Poland’s largest opposition party, the Civic Platform (PO), on Thursday expelled three deputies who broke caucus discipline in the vote in the country’s parliament a day earlier.
MPs Joanna Fabisiak, Marek Biernacki and Jacek Tomczak unexpectedly voted against a citizens’ bill seeking to liberalise Poland’s strict abortion law on Wednesday. They helped reject the bill, which had been drafted by the so-called “Save the Women” initiative, at its first reading.
Party spokesman Jan Grabiec said on Thursday that the decision to exclude the MPs had been made by the party’s executive board, which also called for measures to punish PO deputies who did not take part in Wednesday’s vote.
The lower house of Poland’s parliament on Wednesday voted to reject the “Save the Women” bill, while sending another bill that seeks to prohibit abortions in cases of serious damage to the foetus for further work by a parliamentary committee.
Polish pro-life activists are pushing for a ban on what is known as eugenic abortion, or a woman having her pregnancy terminated when the baby has been prenatally diagnosed with a genetic condition such as Down syndrome.
A total of 29 PO deputies did not take part in the vote on the “Save the Women” bill, while another three voted to reject the bill, which, among other provisions, sought to give women a right to abortion until the end of the 12th week of a pregnancy.

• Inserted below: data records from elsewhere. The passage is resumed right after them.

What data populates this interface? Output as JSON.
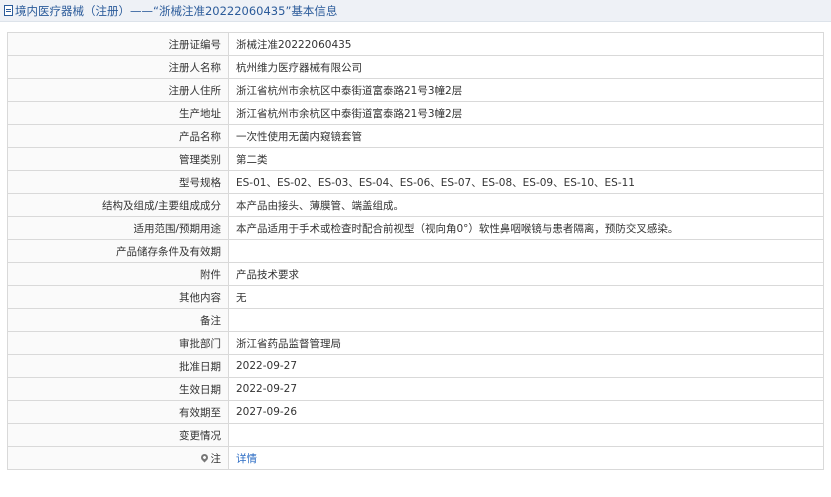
{
  "header": {
    "title": "境内医疗器械（注册）——“浙械注准20222060435”基本信息",
    "icon": "document-icon"
  },
  "rows": [
    {
      "label": "注册证编号",
      "value": "浙械注准20222060435"
    },
    {
      "label": "注册人名称",
      "value": "杭州维力医疗器械有限公司"
    },
    {
      "label": "注册人住所",
      "value": "浙江省杭州市余杭区中泰街道富泰路21号3幢2层"
    },
    {
      "label": "生产地址",
      "value": "浙江省杭州市余杭区中泰街道富泰路21号3幢2层"
    },
    {
      "label": "产品名称",
      "value": "一次性使用无菌内窥镜套管"
    },
    {
      "label": "管理类别",
      "value": "第二类"
    },
    {
      "label": "型号规格",
      "value": "ES-01、ES-02、ES-03、ES-04、ES-06、ES-07、ES-08、ES-09、ES-10、ES-11"
    },
    {
      "label": "结构及组成/主要组成成分",
      "value": "本产品由接头、薄膜管、端盖组成。"
    },
    {
      "label": "适用范围/预期用途",
      "value": "本产品适用于手术或检查时配合前视型（视向角0°）软性鼻咽喉镜与患者隔离，预防交叉感染。"
    },
    {
      "label": "产品储存条件及有效期",
      "value": ""
    },
    {
      "label": "附件",
      "value": "产品技术要求"
    },
    {
      "label": "其他内容",
      "value": "无"
    },
    {
      "label": "备注",
      "value": ""
    },
    {
      "label": "审批部门",
      "value": "浙江省药品监督管理局"
    },
    {
      "label": "批准日期",
      "value": "2022-09-27"
    },
    {
      "label": "生效日期",
      "value": "2022-09-27"
    },
    {
      "label": "有效期至",
      "value": "2027-09-26"
    },
    {
      "label": "变更情况",
      "value": ""
    }
  ],
  "note": {
    "label": "注",
    "icon": "pin-icon",
    "link_text": "详情"
  }
}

MPs suspend caucus membership
Meanwhile, three prominent MPs for another Polish opposition group, the liberal Nowoczesna (Modern), have suspended their membership of the party’s parliamentary caucus after some of their colleagues failed to take part in the vote on the “Save the Women” bill.
Joanna Scheuring-Wielgus, Joanna Schmidt and Krzysztof Mieszkowski said they were suspending their membership of the caucus “for a month,” a period to be spent on talks to sort out divisive issues within the party.
An irate Mieszkowski said: “It turns out that my colleagues do not want to defend women’s rights, they do not want women to have freedom, do not want to live in a democratic country.”
In a move that surprised some observers, 58 deputies from the ruling conservative (PiS) party, which is otherwise against initiatives to relax abortion law in Poland, voted in favour of the “Save the Women” bill being sent for further work in committee.
Unending abortion debate
In October 2016, Poland’s parliament threw out a controversial citizens’ bill proposing a total ban on abortion and jail time for women who had terminations.
Deputies voted against the bill after women in cities throughout Poland took to the streets in a so-called Black Protest.
Demonstrators returned to the streets exactly a year later.
Poland’s President Andrzej Duda has declared he would support a bill introducing tighter restrictions on abortions of foetuses with disabilities if one was passed in parliament.
Poland’s abortion laws have been in place since 1993 and are among the strictest in the European Union.
They allow for pregnancies to be terminated in only three cases: when the life or health of the mother is in danger; when the pregnancy is the result of incest or rape; and when the foetus is severely and untreatably damaged.